Antidote: #0007: What to Do with Mistakes

It’s okay if you make a bad decision. 

No one can fault us for being human.

We all make thousands of decisions a day, and some of them are bound to be mistakes.

Our decisions, and therefore our mistakes, make us who we are.

Mistakes, as stupid as they are, make us better.
And when we are better, the world can become better.

Actually this isn’t quite true. Mistakes we act on make us better.

A mistake squirreled away and ignored weighs us down. We become better versions of ourselves when we do something about them going forward. 

And forget about perfection.

Perfection is for the birds. (And not part of the Renaissance Ethos)

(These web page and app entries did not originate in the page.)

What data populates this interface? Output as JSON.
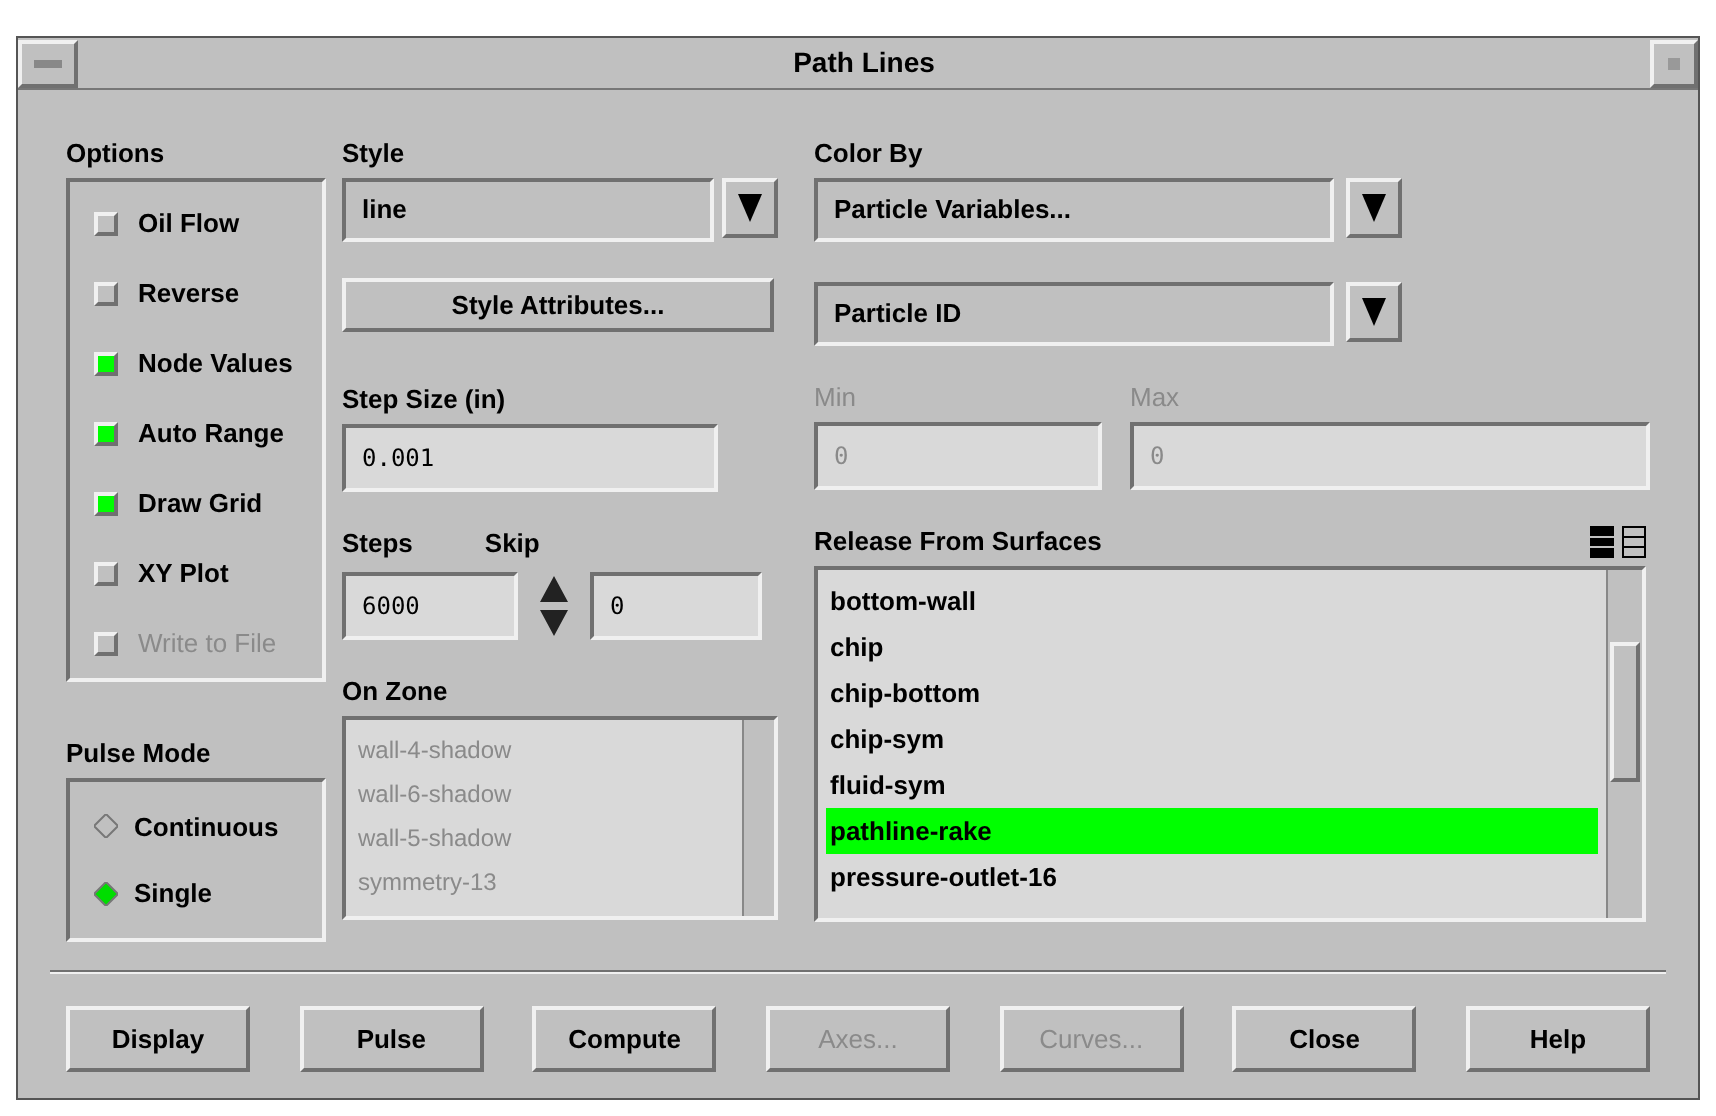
{
  "window": {
    "title": "Path Lines"
  },
  "options": {
    "label": "Options",
    "items": [
      {
        "label": "Oil Flow",
        "checked": false,
        "disabled": false
      },
      {
        "label": "Reverse",
        "checked": false,
        "disabled": false
      },
      {
        "label": "Node Values",
        "checked": true,
        "disabled": false
      },
      {
        "label": "Auto Range",
        "checked": true,
        "disabled": false
      },
      {
        "label": "Draw Grid",
        "checked": true,
        "disabled": false
      },
      {
        "label": "XY Plot",
        "checked": false,
        "disabled": false
      },
      {
        "label": "Write to File",
        "checked": false,
        "disabled": true
      }
    ]
  },
  "pulse_mode": {
    "label": "Pulse Mode",
    "items": [
      {
        "label": "Continuous",
        "selected": false
      },
      {
        "label": "Single",
        "selected": true
      }
    ]
  },
  "style": {
    "label": "Style",
    "value": "line",
    "button": "Style Attributes..."
  },
  "step_size": {
    "label": "Step Size (in)",
    "value": "0.001"
  },
  "steps": {
    "label": "Steps",
    "value": "6000"
  },
  "skip": {
    "label": "Skip",
    "value": "0"
  },
  "on_zone": {
    "label": "On Zone",
    "disabled": true,
    "items": [
      "wall-4-shadow",
      "wall-6-shadow",
      "wall-5-shadow",
      "symmetry-13"
    ]
  },
  "color_by": {
    "label": "Color By",
    "value": "Particle Variables...",
    "sub_value": "Particle ID"
  },
  "min": {
    "label": "Min",
    "value": "0",
    "disabled": true
  },
  "max": {
    "label": "Max",
    "value": "0",
    "disabled": true
  },
  "release_from_surfaces": {
    "label": "Release From Surfaces",
    "items": [
      {
        "label": "bottom-wall",
        "selected": false
      },
      {
        "label": "chip",
        "selected": false
      },
      {
        "label": "chip-bottom",
        "selected": false
      },
      {
        "label": "chip-sym",
        "selected": false
      },
      {
        "label": "fluid-sym",
        "selected": false
      },
      {
        "label": "pathline-rake",
        "selected": true
      },
      {
        "label": "pressure-outlet-16",
        "selected": false
      }
    ]
  },
  "buttons": [
    {
      "label": "Display",
      "disabled": false
    },
    {
      "label": "Pulse",
      "disabled": false
    },
    {
      "label": "Compute",
      "disabled": false
    },
    {
      "label": "Axes...",
      "disabled": true
    },
    {
      "label": "Curves...",
      "disabled": true
    },
    {
      "label": "Close",
      "disabled": false
    },
    {
      "label": "Help",
      "disabled": false
    }
  ]
}
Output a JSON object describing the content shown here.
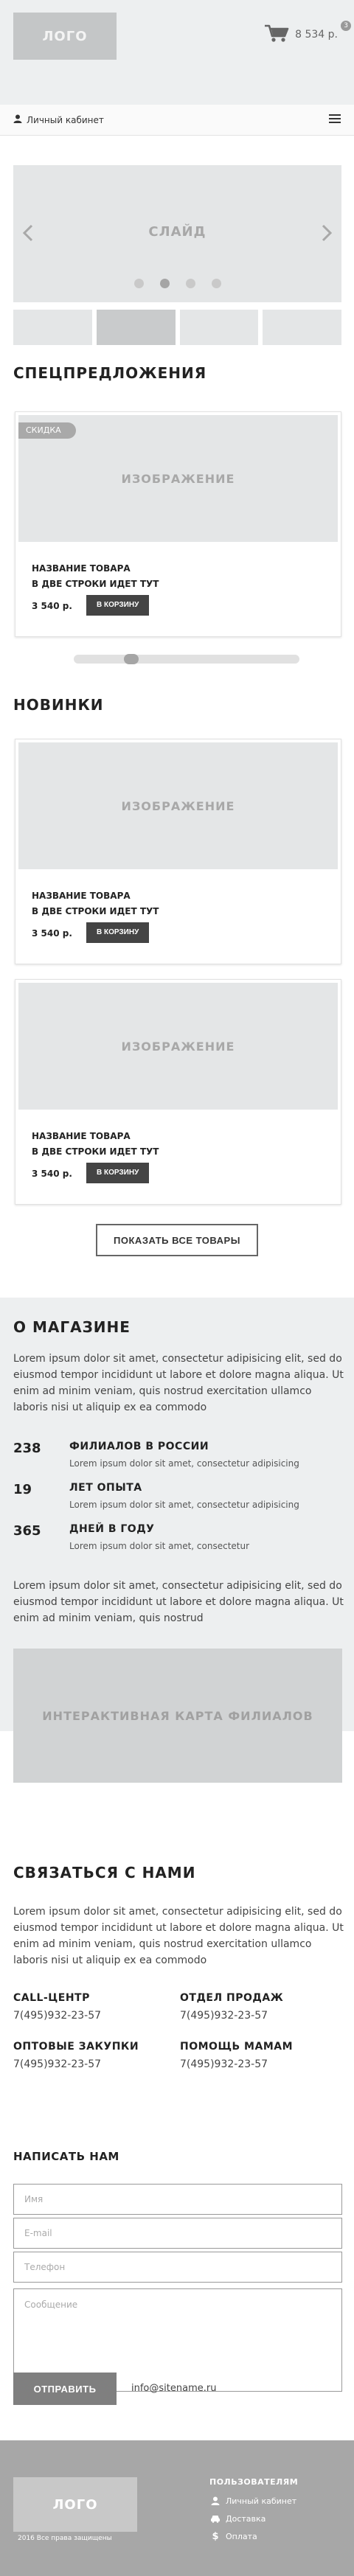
{
  "header": {
    "logo": "ЛОГО",
    "cart_sum": "8 534 р.",
    "cart_count": "3",
    "account_label": "Личный кабинет"
  },
  "slider": {
    "label": "СЛАЙД",
    "dots": 4,
    "active_dot": 2
  },
  "specials": {
    "title": "СПЕЦПРЕДЛОЖЕНИЯ",
    "card": {
      "badge": "СКИДКА",
      "image_label": "ИЗОБРАЖЕНИЕ",
      "name_line1": "НАЗВАНИЕ ТОВАРА",
      "name_line2": "В ДВЕ СТРОКИ ИДЕТ ТУТ",
      "price": "3 540 р.",
      "button": "В КОРЗИНУ"
    }
  },
  "new": {
    "title": "НОВИНКИ",
    "cards": [
      {
        "image_label": "ИЗОБРАЖЕНИЕ",
        "name_line1": "НАЗВАНИЕ ТОВАРА",
        "name_line2": "В ДВЕ СТРОКИ ИДЕТ ТУТ",
        "price": "3 540 р.",
        "button": "В КОРЗИНУ"
      },
      {
        "image_label": "ИЗОБРАЖЕНИЕ",
        "name_line1": "НАЗВАНИЕ ТОВАРА",
        "name_line2": "В ДВЕ СТРОКИ ИДЕТ ТУТ",
        "price": "3 540 р.",
        "button": "В КОРЗИНУ"
      }
    ],
    "show_all": "ПОКАЗАТЬ ВСЕ ТОВАРЫ"
  },
  "about": {
    "title": "О МАГАЗИНЕ",
    "para1": "Lorem ipsum dolor sit amet, consectetur adipisicing elit, sed do eiusmod tempor incididunt ut labore et dolore magna aliqua. Ut enim ad minim veniam, quis nostrud exercitation ullamco laboris nisi ut aliquip ex ea commodo",
    "stats": [
      {
        "num": "238",
        "title": "ФИЛИАЛОВ В РОССИИ",
        "desc": "Lorem ipsum dolor sit amet, consectetur adipisicing"
      },
      {
        "num": "19",
        "title": "ЛЕТ ОПЫТА",
        "desc": "Lorem ipsum dolor sit amet, consectetur adipisicing"
      },
      {
        "num": "365",
        "title": "ДНЕЙ В ГОДУ",
        "desc": "Lorem ipsum dolor sit amet, consectetur"
      }
    ],
    "para2": "Lorem ipsum dolor sit amet, consectetur adipisicing elit, sed do eiusmod tempor incididunt ut labore et dolore magna aliqua. Ut enim ad minim veniam, quis nostrud",
    "map_label": "ИНТЕРАКТИВНАЯ КАРТА ФИЛИАЛОВ"
  },
  "contacts": {
    "title": "СВЯЗАТЬСЯ С НАМИ",
    "para": "Lorem ipsum dolor sit amet, consectetur adipisicing elit, sed do eiusmod tempor incididunt ut labore et dolore magna aliqua. Ut enim ad minim veniam, quis nostrud exercitation ullamco laboris nisi ut aliquip ex ea commodo",
    "groups": [
      {
        "title": "CALL-ЦЕНТР",
        "phone": "7(495)932-23-57"
      },
      {
        "title": "ОТДЕЛ ПРОДАЖ",
        "phone": "7(495)932-23-57"
      },
      {
        "title": "ОПТОВЫЕ ЗАКУПКИ",
        "phone": "7(495)932-23-57"
      },
      {
        "title": "ПОМОЩЬ МАМАМ",
        "phone": "7(495)932-23-57"
      }
    ],
    "write_title": "НАПИСАТЬ НАМ",
    "form": {
      "name_placeholder": "Имя",
      "email_placeholder": "E-mail",
      "phone_placeholder": "Телефон",
      "message_placeholder": "Сообщение",
      "submit": "ОТПРАВИТЬ",
      "email": "info@sitename.ru"
    }
  },
  "footer": {
    "logo": "ЛОГО",
    "copyright": "2016 Все права защищены",
    "users_title": "ПОЛЬЗОВАТЕЛЯМ",
    "links": [
      {
        "icon": "user-icon",
        "label": "Личный кабинет"
      },
      {
        "icon": "car-icon",
        "label": "Доставка"
      },
      {
        "icon": "dollar-icon",
        "label": "Оплата"
      }
    ]
  },
  "colors": {
    "header_bg": "#edeff0",
    "placeholder_gray": "#e4e6e7",
    "dark_button": "#444444",
    "footer_bg": "#a7a7a7"
  }
}
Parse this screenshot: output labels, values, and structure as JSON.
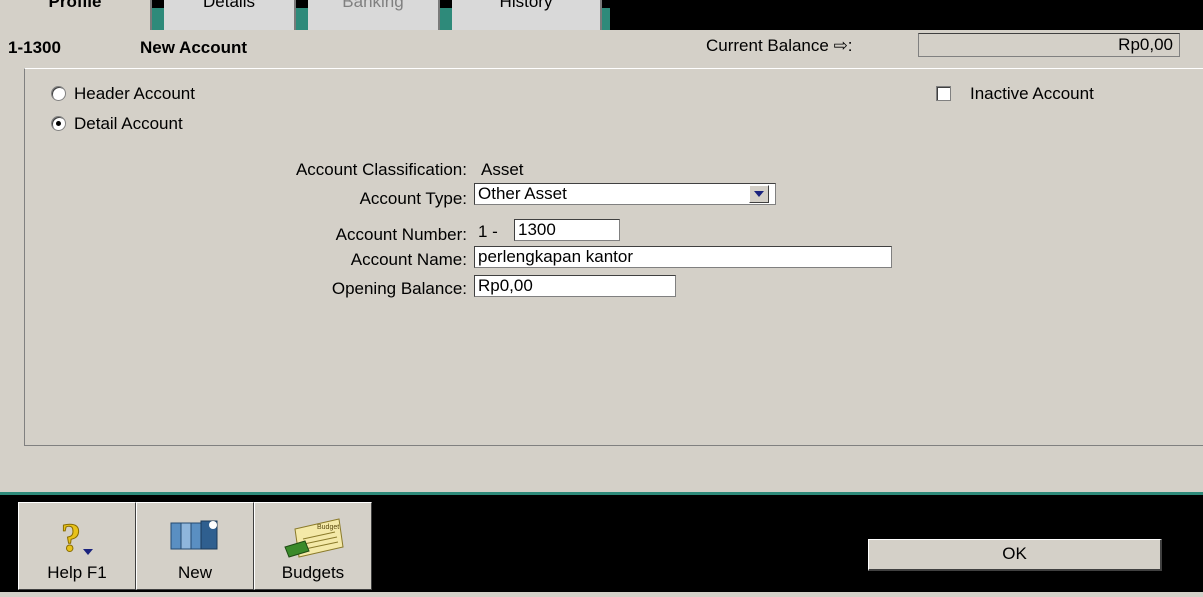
{
  "tabs": {
    "profile": "Profile",
    "details": "Details",
    "banking": "Banking",
    "history": "History"
  },
  "header": {
    "account_id": "1-1300",
    "account_title": "New Account",
    "current_balance_label": "Current Balance ⇨:",
    "current_balance_value": "Rp0,00"
  },
  "account_kind": {
    "header_label": "Header Account",
    "detail_label": "Detail Account",
    "selected": "detail",
    "inactive_label": "Inactive Account",
    "inactive_checked": false
  },
  "form": {
    "classification_label": "Account Classification:",
    "classification_value": "Asset",
    "type_label": "Account Type:",
    "type_value": "Other Asset",
    "number_label": "Account Number:",
    "number_prefix": "1 -",
    "number_value": "1300",
    "name_label": "Account Name:",
    "name_value": "perlengkapan kantor",
    "opening_label": "Opening Balance:",
    "opening_value": "Rp0,00"
  },
  "toolbar": {
    "help_label": "Help F1",
    "new_label": "New",
    "budgets_label": "Budgets",
    "budget_icon_text": "Budget",
    "ok_label": "OK"
  },
  "colors": {
    "window_bg": "#d4d0c8",
    "accent_teal": "#2e8a7a",
    "dropdown_arrow": "#1a237e"
  }
}
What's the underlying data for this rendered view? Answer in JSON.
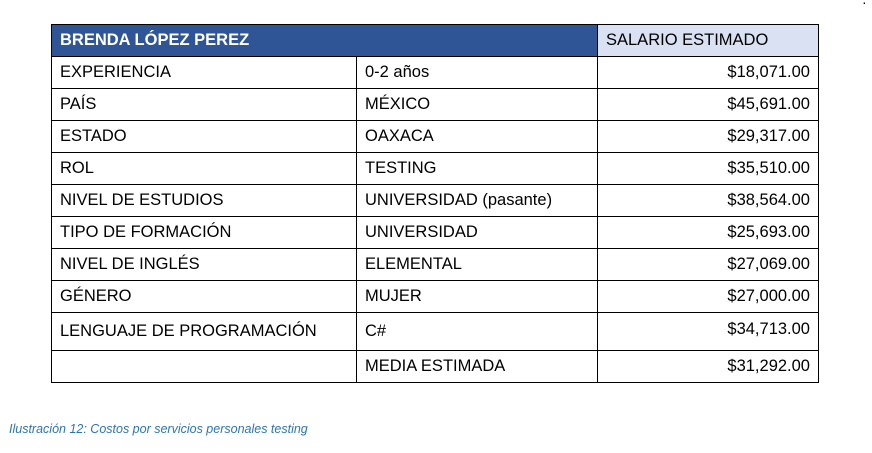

There’s always room to make amends.
There’s always room to reach out, or be reached out to.
If you’re still breathing, there’s room.

If it feels too late. If amends have been made but the opportunity is gone, and the bridge is burned — at least make amends to yourself.

Make amends to yourself.

Mistakes need to be learned from, and then let go, into space.
Carrying around a mistake will be a stone in your gut.
They will fester and burden your new decisions.

If you believe in God, He forgives you. He know’s you, in and out.

If you don’t, forgiveness is at your fingertips. It’s waiting to unburden you.

Bad decision want to control all of your future decisions. They say, ‘look at what you did, you don’t desire anything good.’
This is a lie. 
Bad decision’s fear good ones, because They know it means They’ll be erased.

Release your mistakes.
You don’t need permission to.
But if you want it, I’ll give you permission.
Be free of your mistakes.

Go make the world a better place.

— Josh Waggoner,  Renaissance Life: Antidotes, Cures for the common strife.

related wisdom 

“To help yourself, you must be yourself. Be the best that you can be. When you make a mistake, learn from it, pick yourself up and move on.” — Dave Pelzer


“Nobody made a greater mistake than he who did nothing because he could do only a little.” — Edmund Burke


“Even a mistake may turn out to be the one thing necessary to a worthwhile achievement.” — Henry Ford


“Anyone who has never made a mistake has never tried anything new.” — Albert Einstein